Well maybe not.
20 minutes of LISS cardio is, well, pretty damn easy. You could easily bump that up to a solid hour without impacting your recovery or causing your heart to feel like it was going to explode. Now our LISS session has burned 642 calories and we finish it feeling pretty good.
The HIIT session will be really taxing. As I’ve explained before, a HIIT session, when properly performed, is just as - if not MORE taxing than a heavy resistance based workout. Doing that on top of your typical routine is going to leave you feeling like crap very quickly and can lead to overreaching, ESPECIALLY when you’re already dieting in order to lose fat which will impair your recovery capacity anyway.
Of course, if you only have 20 minutes to do your cardio and can factor it in to your regular training (I recommend you place it on the same day as lower body sessions. Far better to have two days which really suck than 4 days which are hard and only leaving 3 days for recovery) then HIIT could be a better option, but if you have the time you would be far better looking at the bigger picture when determining your chosen cardio method instead of the relatively small amount of EPOC it can cause.
There are many more myths out there which are propagated by those who, in my opinion, genuinely want to help. Ultimately you cannot judge someone negatively for trying to spread what they know in a helpful way, all you can do is bulletproof yourself and make sure YOU have the critical thinking skills to be able to spot when someone isn’t really as informed as they may appear.
Education is the answer here. And whether you get yours from the BTN Academy which is starting soon, or elsewhere, just remember – Knowledge is power; in this instance the power to make more progress, in less time, with less wasted energy.
And that’s all most of us really want, isn’t it?
- Escamilla, R.F (1978). ‘’ Knee biomechanics of the dynamic squat exercise’’. Michael W. Krzyzewski Human Performance Laboratory, Division of Orthopaedic Surgery, Duke University Medical Center, Durham, NC 27710

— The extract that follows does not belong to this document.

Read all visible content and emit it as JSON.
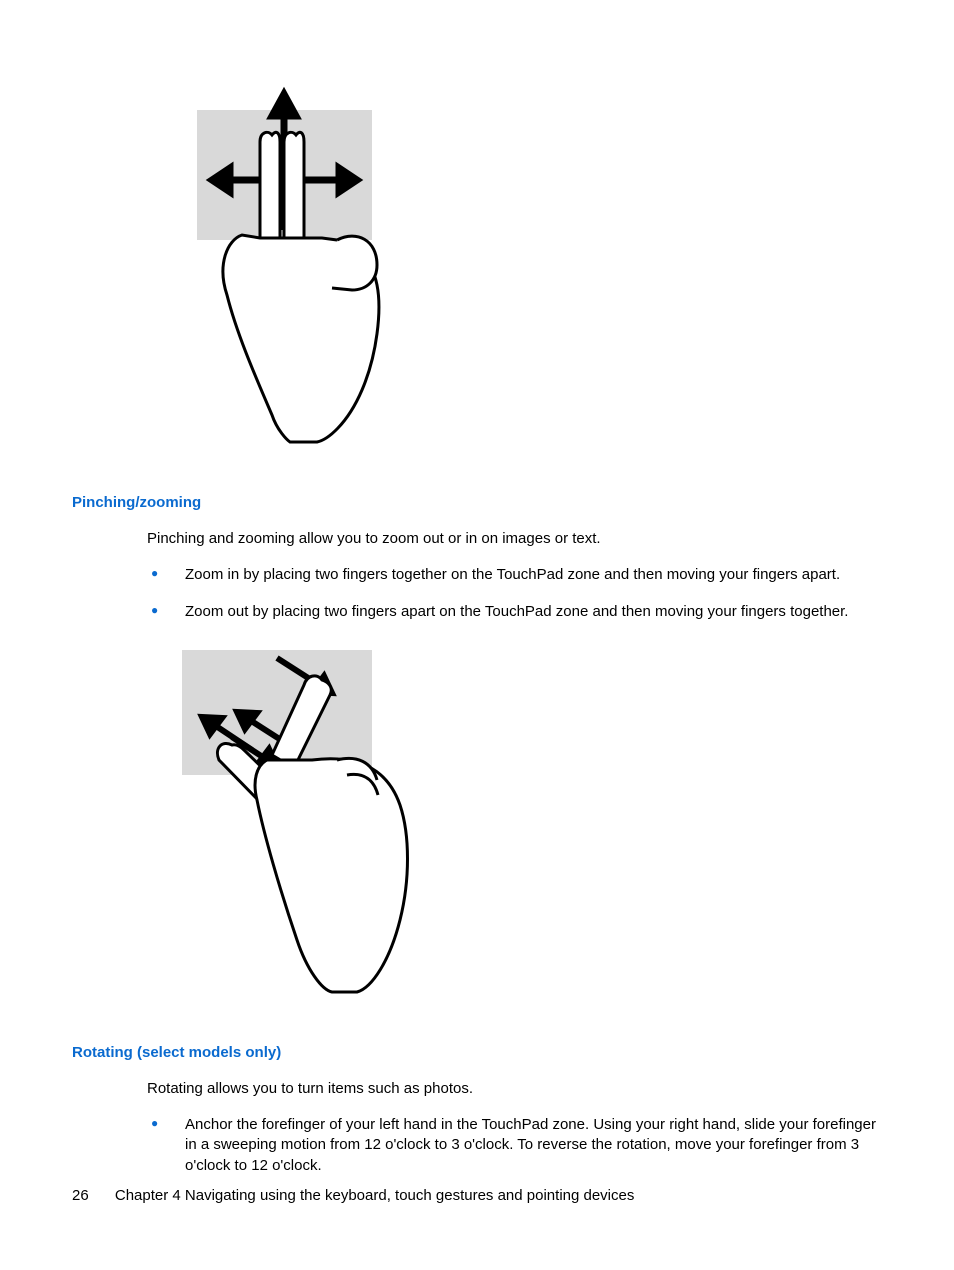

- LaForgia J et. al. (2006) ‘’Effects of exercise intensity and duration on the excess post-exercise oxygen consumption.’’ J Sports Sci.:1247-64